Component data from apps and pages
--- START ---

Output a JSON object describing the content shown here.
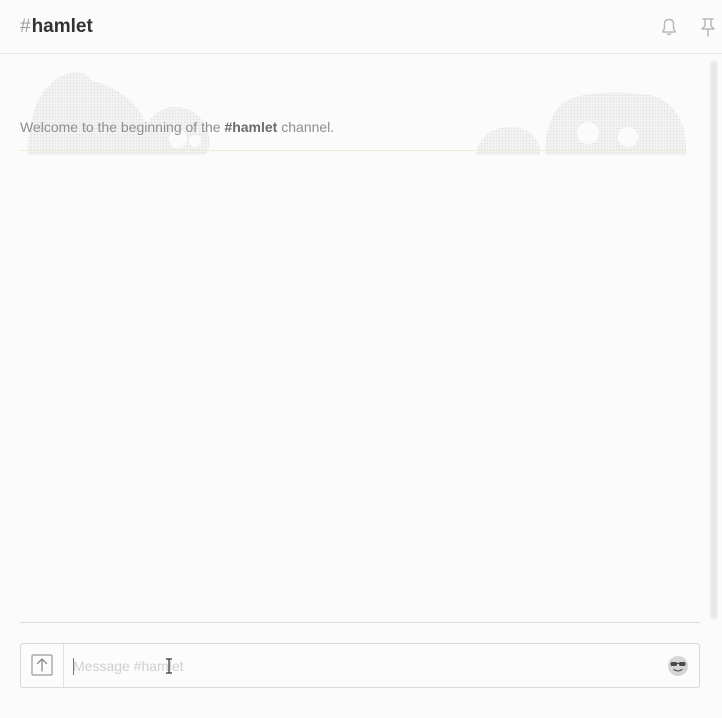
{
  "header": {
    "hash": "#",
    "channel_name": "hamlet",
    "icons": [
      "bell-icon",
      "pin-icon"
    ]
  },
  "messages": {
    "welcome_prefix": "Welcome to the beginning of the ",
    "welcome_channel": "#hamlet",
    "welcome_suffix": " channel."
  },
  "composer": {
    "placeholder": "Message #hamlet",
    "value": "",
    "icons": [
      "upload-icon",
      "emoji-icon"
    ]
  },
  "colors": {
    "background": "#fbfbfb",
    "title": "#333333",
    "muted_text": "#8e8e8e",
    "border": "#d9d9d9"
  }
}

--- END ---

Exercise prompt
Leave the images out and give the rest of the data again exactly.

Solution for this problem
Output a JSON object describing the content shown here.
{
  "header": {
    "hash": "#",
    "channel_name": "hamlet",
    "icons": [
      "bell-icon",
      "pin-icon"
    ]
  },
  "messages": {
    "welcome_prefix": "Welcome to the beginning of the ",
    "welcome_channel": "#hamlet",
    "welcome_suffix": " channel."
  },
  "composer": {
    "placeholder": "Message #hamlet",
    "value": "",
    "icons": [
      "upload-icon",
      "emoji-icon"
    ]
  },
  "colors": {
    "background": "#fbfbfb",
    "title": "#333333",
    "muted_text": "#8e8e8e",
    "border": "#d9d9d9"
  }
}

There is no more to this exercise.